As a secondary problem, one has lost patience and has obtained physical or iLO/iDRAC access to the XenServer in question, but still the root password is not right:
The Shortest Solution: Breaking The Law of Physical Security
Yup, I am not encouraging hacking, but merely pointing out that physical access is the first step in securing a system and that physical interaction with the XenServer in question is the simplest solution to this problem. As I have mentioned in previous blogs, I am a huge fan of Occam’s Razor. In short, his razor can be described that the simplest solution is usually the correct one. With a simple trajectory to resetting the root password while keeping Occam’s philosophical razor in mind, know that:
– One will need physical, iLO, iDRAC, or other remote access
– One’s XenServer will have to be rebooted and any running VMs will be shutoff
– Obviously, any new root password should be documented for fellow Administrators
With disclaimers aside I now highly recommend reading and reviewing the steps outlined below before going through the motions! Some steps are time sensitive, so being prepared is merely a part of the overall plan to success!
1. After gaining physical or iLO/iDRAC access to the XenServer in question, reboot it! With iLO and iDRAC, there are options to hard or soft reset a system and either option is fine.
2. Burn the following image into your mind for after the server reboots and runs through hardware BIOS/POST tests, you will see the following for 5 seconds (or so):
Immediately grab the keyboard and enter the following:
menu.c32 (press enter)
3. The menu.c32 boot prompt will appear and again, you will only have 5 or so seconds to select the “XE” entry and pressing tab to edit boot options:
4. Now, at the bottom of the screen one will see the boot entry information. Don’t worry, you have time so make sure it is similar to the following:
5. Near the end of the repeating line, by “console=tty0 quiet vga=785 splash” delete everything before “console=tty0” (that is a Zero) with:
6. With that completed, simply press enter as to boot into Linux’s single user mode. You should eventually be dropped into a command line prompt (as illustrated below):
7. Finally, we can reset the root password to something one can remember by executing the Linux command:
8. When prompted, enter the new root user password: you will be asked to verify it and upon success you should see the following:
9. Now, enter the following command to reboot the XenServer in question:

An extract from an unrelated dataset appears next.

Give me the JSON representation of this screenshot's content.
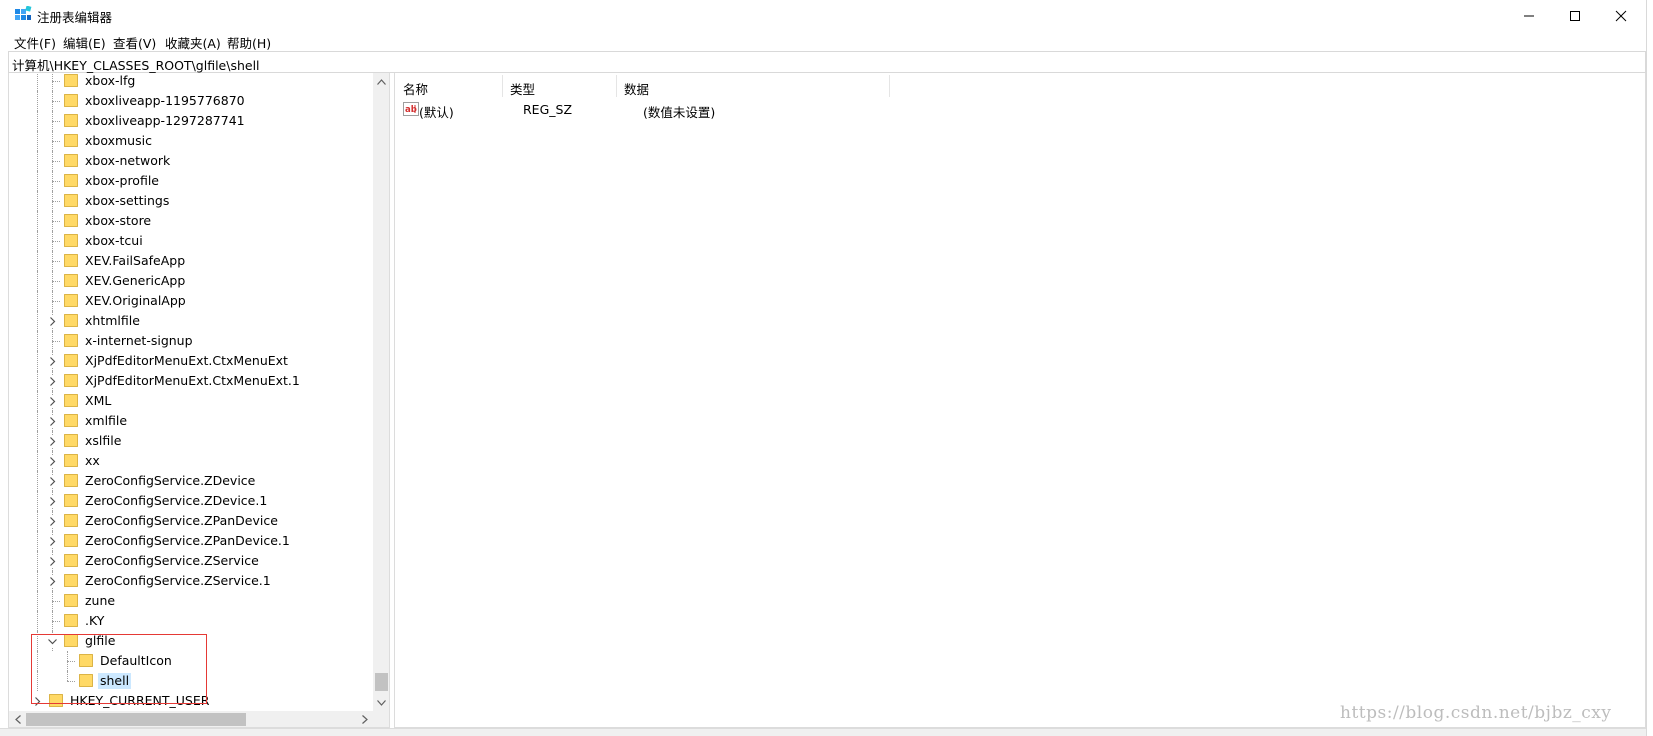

10. Obviously, this will reboot the XenServer as illustrated below:
11. Let the system fully reboot and present the xsconsole. To verify that the new password has taken affect, select “Local Command Shell” from xsconsole. This will require you to authenticate as the root user:
12. If successful you will be dropped to the local command shell and this also means you can reconnect and manage this XenServer via XenCenter with the new root password!
And this is from my virtual desktop to you!